>>>

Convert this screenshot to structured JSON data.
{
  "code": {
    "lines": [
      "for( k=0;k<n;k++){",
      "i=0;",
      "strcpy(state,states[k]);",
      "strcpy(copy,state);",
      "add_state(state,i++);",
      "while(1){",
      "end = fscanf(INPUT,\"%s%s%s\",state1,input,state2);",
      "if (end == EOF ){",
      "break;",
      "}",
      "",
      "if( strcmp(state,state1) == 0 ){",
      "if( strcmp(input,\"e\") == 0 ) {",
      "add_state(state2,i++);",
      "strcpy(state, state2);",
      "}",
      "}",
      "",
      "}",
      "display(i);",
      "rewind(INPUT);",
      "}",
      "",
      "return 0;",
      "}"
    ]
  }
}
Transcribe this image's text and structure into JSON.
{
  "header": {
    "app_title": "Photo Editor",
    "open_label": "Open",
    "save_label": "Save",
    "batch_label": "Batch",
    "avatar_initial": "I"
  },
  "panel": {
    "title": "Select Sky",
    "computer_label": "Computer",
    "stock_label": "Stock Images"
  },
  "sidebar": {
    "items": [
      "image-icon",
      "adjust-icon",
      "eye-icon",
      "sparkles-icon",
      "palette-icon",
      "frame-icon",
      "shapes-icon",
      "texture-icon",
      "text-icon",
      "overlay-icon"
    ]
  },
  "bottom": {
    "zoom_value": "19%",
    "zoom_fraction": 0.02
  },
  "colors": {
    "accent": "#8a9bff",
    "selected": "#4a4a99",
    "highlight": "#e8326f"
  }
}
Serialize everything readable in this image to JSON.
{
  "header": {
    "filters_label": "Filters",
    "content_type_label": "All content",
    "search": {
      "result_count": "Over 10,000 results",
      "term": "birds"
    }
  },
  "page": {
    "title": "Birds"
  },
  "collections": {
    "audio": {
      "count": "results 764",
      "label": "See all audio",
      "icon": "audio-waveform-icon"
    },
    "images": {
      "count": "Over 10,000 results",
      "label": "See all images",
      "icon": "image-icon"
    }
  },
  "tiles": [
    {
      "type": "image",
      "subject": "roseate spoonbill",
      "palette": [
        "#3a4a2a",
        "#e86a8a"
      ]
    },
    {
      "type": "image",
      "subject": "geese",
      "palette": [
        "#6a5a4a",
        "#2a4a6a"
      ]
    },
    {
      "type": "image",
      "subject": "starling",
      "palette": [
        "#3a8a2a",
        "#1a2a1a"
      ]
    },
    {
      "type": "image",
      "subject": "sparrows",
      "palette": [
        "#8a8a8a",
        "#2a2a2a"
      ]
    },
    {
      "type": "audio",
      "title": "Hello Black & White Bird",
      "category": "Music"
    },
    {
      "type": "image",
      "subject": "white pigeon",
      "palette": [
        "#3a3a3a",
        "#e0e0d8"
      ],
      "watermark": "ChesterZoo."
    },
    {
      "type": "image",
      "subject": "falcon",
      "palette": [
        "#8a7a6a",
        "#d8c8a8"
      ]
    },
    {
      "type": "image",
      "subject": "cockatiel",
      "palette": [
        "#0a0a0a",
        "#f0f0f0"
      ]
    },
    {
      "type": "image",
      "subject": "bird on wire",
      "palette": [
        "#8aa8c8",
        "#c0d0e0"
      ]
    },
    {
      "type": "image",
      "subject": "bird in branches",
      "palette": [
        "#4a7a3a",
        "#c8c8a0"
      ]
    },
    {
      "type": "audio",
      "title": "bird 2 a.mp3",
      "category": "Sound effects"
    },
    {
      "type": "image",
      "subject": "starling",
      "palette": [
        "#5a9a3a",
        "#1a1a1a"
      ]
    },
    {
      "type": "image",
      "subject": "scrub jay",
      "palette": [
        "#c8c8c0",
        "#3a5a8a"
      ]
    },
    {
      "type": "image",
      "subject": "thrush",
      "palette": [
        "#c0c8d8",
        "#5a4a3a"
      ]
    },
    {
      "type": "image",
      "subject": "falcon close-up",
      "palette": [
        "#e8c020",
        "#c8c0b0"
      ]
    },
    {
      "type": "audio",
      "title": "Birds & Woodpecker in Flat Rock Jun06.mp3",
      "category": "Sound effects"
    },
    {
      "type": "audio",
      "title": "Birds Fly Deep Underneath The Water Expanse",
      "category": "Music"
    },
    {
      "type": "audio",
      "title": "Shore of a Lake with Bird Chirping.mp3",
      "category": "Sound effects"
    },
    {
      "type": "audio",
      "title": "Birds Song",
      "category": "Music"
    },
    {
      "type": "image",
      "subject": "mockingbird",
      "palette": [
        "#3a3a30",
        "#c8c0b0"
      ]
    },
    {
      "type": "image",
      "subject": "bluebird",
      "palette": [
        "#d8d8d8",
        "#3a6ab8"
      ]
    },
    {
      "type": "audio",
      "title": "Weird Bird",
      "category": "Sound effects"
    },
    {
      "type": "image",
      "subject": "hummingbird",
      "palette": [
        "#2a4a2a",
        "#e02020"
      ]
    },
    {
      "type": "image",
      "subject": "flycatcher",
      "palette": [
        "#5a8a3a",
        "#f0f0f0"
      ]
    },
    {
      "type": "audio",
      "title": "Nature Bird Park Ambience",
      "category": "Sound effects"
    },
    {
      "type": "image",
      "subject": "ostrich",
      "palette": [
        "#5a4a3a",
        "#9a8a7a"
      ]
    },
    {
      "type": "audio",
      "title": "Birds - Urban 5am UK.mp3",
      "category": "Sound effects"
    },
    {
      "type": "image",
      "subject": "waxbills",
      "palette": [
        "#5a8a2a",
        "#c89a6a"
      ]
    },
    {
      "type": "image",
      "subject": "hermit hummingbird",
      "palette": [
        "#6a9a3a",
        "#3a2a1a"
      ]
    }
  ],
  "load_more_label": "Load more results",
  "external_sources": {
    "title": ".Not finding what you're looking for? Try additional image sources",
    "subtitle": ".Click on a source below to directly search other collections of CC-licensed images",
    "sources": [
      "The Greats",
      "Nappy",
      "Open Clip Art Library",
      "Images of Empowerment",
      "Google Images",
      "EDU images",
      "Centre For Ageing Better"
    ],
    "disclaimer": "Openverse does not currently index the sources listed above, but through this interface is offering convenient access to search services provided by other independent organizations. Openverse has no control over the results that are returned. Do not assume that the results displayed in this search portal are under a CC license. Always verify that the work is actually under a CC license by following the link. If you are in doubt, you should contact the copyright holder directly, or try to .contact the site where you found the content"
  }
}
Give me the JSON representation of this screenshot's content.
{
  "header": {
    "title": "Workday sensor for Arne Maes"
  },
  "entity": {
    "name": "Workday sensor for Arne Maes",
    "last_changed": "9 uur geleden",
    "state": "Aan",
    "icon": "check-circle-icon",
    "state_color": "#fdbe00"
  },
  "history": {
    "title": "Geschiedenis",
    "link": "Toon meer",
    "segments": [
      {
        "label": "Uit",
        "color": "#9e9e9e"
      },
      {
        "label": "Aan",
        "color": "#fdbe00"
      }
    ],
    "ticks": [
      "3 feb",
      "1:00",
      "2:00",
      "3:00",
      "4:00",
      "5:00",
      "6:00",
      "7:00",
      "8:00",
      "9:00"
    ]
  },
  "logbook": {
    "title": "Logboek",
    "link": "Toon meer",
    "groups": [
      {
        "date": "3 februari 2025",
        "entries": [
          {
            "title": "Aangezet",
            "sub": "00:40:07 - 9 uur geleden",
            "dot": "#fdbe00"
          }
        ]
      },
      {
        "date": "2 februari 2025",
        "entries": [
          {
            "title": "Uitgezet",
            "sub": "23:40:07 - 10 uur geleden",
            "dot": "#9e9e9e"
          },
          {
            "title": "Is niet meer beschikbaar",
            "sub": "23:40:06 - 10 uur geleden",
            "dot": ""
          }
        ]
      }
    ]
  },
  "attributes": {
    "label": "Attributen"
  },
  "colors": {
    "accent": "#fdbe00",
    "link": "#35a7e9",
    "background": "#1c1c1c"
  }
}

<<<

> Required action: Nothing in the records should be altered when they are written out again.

> Result for this exercise:
Convert this screenshot to structured JSON data.
{
  "code": {
    "lines": [
      "for( k=0;k<n;k++){",
      "i=0;",
      "strcpy(state,states[k]);",
      "strcpy(copy,state);",
      "add_state(state,i++);",
      "while(1){",
      "end = fscanf(INPUT,\"%s%s%s\",state1,input,state2);",
      "if (end == EOF ){",
      "break;",
      "}",
      "",
      "if( strcmp(state,state1) == 0 ){",
      "if( strcmp(input,\"e\") == 0 ) {",
      "add_state(state2,i++);",
      "strcpy(state, state2);",
      "}",
      "}",
      "",
      "}",
      "display(i);",
      "rewind(INPUT);",
      "}",
      "",
      "return 0;",
      "}"
    ]
  }
}
Transcribe this image's text and structure into JSON.
{
  "header": {
    "app_title": "Photo Editor",
    "open_label": "Open",
    "save_label": "Save",
    "batch_label": "Batch",
    "avatar_initial": "I"
  },
  "panel": {
    "title": "Select Sky",
    "computer_label": "Computer",
    "stock_label": "Stock Images"
  },
  "sidebar": {
    "items": [
      "image-icon",
      "adjust-icon",
      "eye-icon",
      "sparkles-icon",
      "palette-icon",
      "frame-icon",
      "shapes-icon",
      "texture-icon",
      "text-icon",
      "overlay-icon"
    ]
  },
  "bottom": {
    "zoom_value": "19%",
    "zoom_fraction": 0.02
  },
  "colors": {
    "accent": "#8a9bff",
    "selected": "#4a4a99",
    "highlight": "#e8326f"
  }
}
Serialize everything readable in this image to JSON.
{
  "header": {
    "filters_label": "Filters",
    "content_type_label": "All content",
    "search": {
      "result_count": "Over 10,000 results",
      "term": "birds"
    }
  },
  "page": {
    "title": "Birds"
  },
  "collections": {
    "audio": {
      "count": "results 764",
      "label": "See all audio",
      "icon": "audio-waveform-icon"
    },
    "images": {
      "count": "Over 10,000 results",
      "label": "See all images",
      "icon": "image-icon"
    }
  },
  "tiles": [
    {
      "type": "image",
      "subject": "roseate spoonbill",
      "palette": [
        "#3a4a2a",
        "#e86a8a"
      ]
    },
    {
      "type": "image",
      "subject": "geese",
      "palette": [
        "#6a5a4a",
        "#2a4a6a"
      ]
    },
    {
      "type": "image",
      "subject": "starling",
      "palette": [
        "#3a8a2a",
        "#1a2a1a"
      ]
    },
    {
      "type": "image",
      "subject": "sparrows",
      "palette": [
        "#8a8a8a",
        "#2a2a2a"
      ]
    },
    {
      "type": "audio",
      "title": "Hello Black & White Bird",
      "category": "Music"
    },
    {
      "type": "image",
      "subject": "white pigeon",
      "palette": [
        "#3a3a3a",
        "#e0e0d8"
      ],
      "watermark": "ChesterZoo."
    },
    {
      "type": "image",
      "subject": "falcon",
      "palette": [
        "#8a7a6a",
        "#d8c8a8"
      ]
    },
    {
      "type": "image",
      "subject": "cockatiel",
      "palette": [
        "#0a0a0a",
        "#f0f0f0"
      ]
    },
    {
      "type": "image",
      "subject": "bird on wire",
      "palette": [
        "#8aa8c8",
        "#c0d0e0"
      ]
    },
    {
      "type": "image",
      "subject": "bird in branches",
      "palette": [
        "#4a7a3a",
        "#c8c8a0"
      ]
    },
    {
      "type": "audio",
      "title": "bird 2 a.mp3",
      "category": "Sound effects"
    },
    {
      "type": "image",
      "subject": "starling",
      "palette": [
        "#5a9a3a",
        "#1a1a1a"
      ]
    },
    {
      "type": "image",
      "subject": "scrub jay",
      "palette": [
        "#c8c8c0",
        "#3a5a8a"
      ]
    },
    {
      "type": "image",
      "subject": "thrush",
      "palette": [
        "#c0c8d8",
        "#5a4a3a"
      ]
    },
    {
      "type": "image",
      "subject": "falcon close-up",
      "palette": [
        "#e8c020",
        "#c8c0b0"
      ]
    },
    {
      "type": "audio",
      "title": "Birds & Woodpecker in Flat Rock Jun06.mp3",
      "category": "Sound effects"
    },
    {
      "type": "audio",
      "title": "Birds Fly Deep Underneath The Water Expanse",
      "category": "Music"
    },
    {
      "type": "audio",
      "title": "Shore of a Lake with Bird Chirping.mp3",
      "category": "Sound effects"
    },
    {
      "type": "audio",
      "title": "Birds Song",
      "category": "Music"
    },
    {
      "type": "image",
      "subject": "mockingbird",
      "palette": [
        "#3a3a30",
        "#c8c0b0"
      ]
    },
    {
      "type": "image",
      "subject": "bluebird",
      "palette": [
        "#d8d8d8",
        "#3a6ab8"
      ]
    },
    {
      "type": "audio",
      "title": "Weird Bird",
      "category": "Sound effects"
    },
    {
      "type": "image",
      "subject": "hummingbird",
      "palette": [
        "#2a4a2a",
        "#e02020"
      ]
    },
    {
      "type": "image",
      "subject": "flycatcher",
      "palette": [
        "#5a8a3a",
        "#f0f0f0"
      ]
    },
    {
      "type": "audio",
      "title": "Nature Bird Park Ambience",
      "category": "Sound effects"
    },
    {
      "type": "image",
      "subject": "ostrich",
      "palette": [
        "#5a4a3a",
        "#9a8a7a"
      ]
    },
    {
      "type": "audio",
      "title": "Birds - Urban 5am UK.mp3",
      "category": "Sound effects"
    },
    {
      "type": "image",
      "subject": "waxbills",
      "palette": [
        "#5a8a2a",
        "#c89a6a"
      ]
    },
    {
      "type": "image",
      "subject": "hermit hummingbird",
      "palette": [
        "#6a9a3a",
        "#3a2a1a"
      ]
    }
  ],
  "load_more_label": "Load more results",
  "external_sources": {
    "title": ".Not finding what you're looking for? Try additional image sources",
    "subtitle": ".Click on a source below to directly search other collections of CC-licensed images",
    "sources": [
      "The Greats",
      "Nappy",
      "Open Clip Art Library",
      "Images of Empowerment",
      "Google Images",
      "EDU images",
      "Centre For Ageing Better"
    ],
    "disclaimer": "Openverse does not currently index the sources listed above, but through this interface is offering convenient access to search services provided by other independent organizations. Openverse has no control over the results that are returned. Do not assume that the results displayed in this search portal are under a CC license. Always verify that the work is actually under a CC license by following the link. If you are in doubt, you should contact the copyright holder directly, or try to .contact the site where you found the content"
  }
}
Give me the JSON representation of this screenshot's content.
{
  "header": {
    "title": "Workday sensor for Arne Maes"
  },
  "entity": {
    "name": "Workday sensor for Arne Maes",
    "last_changed": "9 uur geleden",
    "state": "Aan",
    "icon": "check-circle-icon",
    "state_color": "#fdbe00"
  },
  "history": {
    "title": "Geschiedenis",
    "link": "Toon meer",
    "segments": [
      {
        "label": "Uit",
        "color": "#9e9e9e"
      },
      {
        "label": "Aan",
        "color": "#fdbe00"
      }
    ],
    "ticks": [
      "3 feb",
      "1:00",
      "2:00",
      "3:00",
      "4:00",
      "5:00",
      "6:00",
      "7:00",
      "8:00",
      "9:00"
    ]
  },
  "logbook": {
    "title": "Logboek",
    "link": "Toon meer",
    "groups": [
      {
        "date": "3 februari 2025",
        "entries": [
          {
            "title": "Aangezet",
            "sub": "00:40:07 - 9 uur geleden",
            "dot": "#fdbe00"
          }
        ]
      },
      {
        "date": "2 februari 2025",
        "entries": [
          {
            "title": "Uitgezet",
            "sub": "23:40:07 - 10 uur geleden",
            "dot": "#9e9e9e"
          },
          {
            "title": "Is niet meer beschikbaar",
            "sub": "23:40:06 - 10 uur geleden",
            "dot": ""
          }
        ]
      }
    ]
  },
  "attributes": {
    "label": "Attributen"
  },
  "colors": {
    "accent": "#fdbe00",
    "link": "#35a7e9",
    "background": "#1c1c1c"
  }
}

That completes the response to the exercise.